Thomson and Guardian editor Alan Rusbridger both gave evidence this morning to the House of Lords Communications Committee, as part of an enquiry to investigate the affect of media ownership on news.
Thomson revealed that he had not spoken to Murdoch before deciding his paper’s leader line at the last general election, although he said he was in ‘regular contact’with the Australian billionaire and described him as a ‘very curious person’on issues such as world affairs. He added: ‘To suggest that anyone else but me, the editor, is responsible for the paper is looking in the wrong direction.”
He added: ‘It’s a matter of record that he has a different relationship with other [News International] papers”.
When asked whether Tony Blair ‘wasted his time’during various trips around the world to court Murdoch, Thomson, ‘as far as The Times is concerned he was”.
Thomson told the Lords that the Times had been traditionally loss-making in recent years but he predicted that it would move into the black by the third or fourth quarter of the next financial year.

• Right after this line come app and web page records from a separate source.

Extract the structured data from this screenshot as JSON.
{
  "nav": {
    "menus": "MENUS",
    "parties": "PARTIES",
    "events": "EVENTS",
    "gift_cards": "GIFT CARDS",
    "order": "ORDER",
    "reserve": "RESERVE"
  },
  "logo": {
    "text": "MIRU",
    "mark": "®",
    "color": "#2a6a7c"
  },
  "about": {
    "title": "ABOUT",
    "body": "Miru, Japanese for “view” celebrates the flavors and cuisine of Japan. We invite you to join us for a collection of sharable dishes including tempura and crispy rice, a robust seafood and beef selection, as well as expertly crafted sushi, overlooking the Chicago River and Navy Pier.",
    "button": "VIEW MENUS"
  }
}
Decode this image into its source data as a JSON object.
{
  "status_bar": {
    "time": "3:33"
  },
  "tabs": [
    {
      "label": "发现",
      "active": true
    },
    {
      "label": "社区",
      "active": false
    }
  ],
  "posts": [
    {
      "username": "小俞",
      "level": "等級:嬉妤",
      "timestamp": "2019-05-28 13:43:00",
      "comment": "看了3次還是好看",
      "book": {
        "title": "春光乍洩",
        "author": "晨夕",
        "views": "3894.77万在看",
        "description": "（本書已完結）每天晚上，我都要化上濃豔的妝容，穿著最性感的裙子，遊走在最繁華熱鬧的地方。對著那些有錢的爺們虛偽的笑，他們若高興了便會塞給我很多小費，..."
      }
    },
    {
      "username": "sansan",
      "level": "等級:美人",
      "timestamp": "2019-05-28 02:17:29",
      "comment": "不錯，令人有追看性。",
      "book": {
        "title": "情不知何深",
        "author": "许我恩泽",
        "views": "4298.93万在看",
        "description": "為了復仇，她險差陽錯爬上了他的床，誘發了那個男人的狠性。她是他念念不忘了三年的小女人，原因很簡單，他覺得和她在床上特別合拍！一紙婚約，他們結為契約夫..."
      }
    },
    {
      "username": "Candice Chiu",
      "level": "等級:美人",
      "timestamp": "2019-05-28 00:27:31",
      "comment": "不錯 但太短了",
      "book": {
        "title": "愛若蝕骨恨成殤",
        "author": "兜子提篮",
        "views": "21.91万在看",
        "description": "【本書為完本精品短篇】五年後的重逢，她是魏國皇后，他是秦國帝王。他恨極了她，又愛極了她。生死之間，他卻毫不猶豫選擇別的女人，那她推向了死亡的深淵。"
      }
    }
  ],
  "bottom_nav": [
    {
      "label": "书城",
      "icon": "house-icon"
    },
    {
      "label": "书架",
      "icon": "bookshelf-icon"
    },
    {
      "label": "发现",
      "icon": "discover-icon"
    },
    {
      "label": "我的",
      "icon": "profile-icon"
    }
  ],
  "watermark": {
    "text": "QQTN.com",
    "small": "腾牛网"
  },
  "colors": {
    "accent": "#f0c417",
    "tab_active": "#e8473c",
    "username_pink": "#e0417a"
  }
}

In separate sessions, committee members pressed both editors on the decline of newspaper circulation, the state of the newspaper industry and their relationships with readers and the papers’ very different owners – The Guardian’s owner the Scott Trust, a charitable organisation founded 1936 to safeguard the paper’s editorial independence and The Times’s parent group News International, the UK arm of Rupert Murdoch’s New Corp media empire.
Rusbridger said that newspapers could gain commercially through winning readers’ trust through breaking news quickly and correcting errors.
He said: ‘We are breaking news every day, all day on the internet. If you get anything wrong you know it will be discussed [on the internet] and that will have an interesting contribution – I think it will be positiveâ€¦If we are to be completely trusted there will be a commercial as well as editorial imperative to get things right and correct them if we get them wrong.”
Rusbridger said there was ‘no higher authority’in the power structure of the Guardian than the editor and the the Scott Trust had no influence in the paper’s coverage or views.
He also predicted that in two or three years’ time his staff would be ‘interchangeable between print and online’with both print and Guardian Unlimited staff on the same floor once the paper has moved to its new Kings Cross headquarters.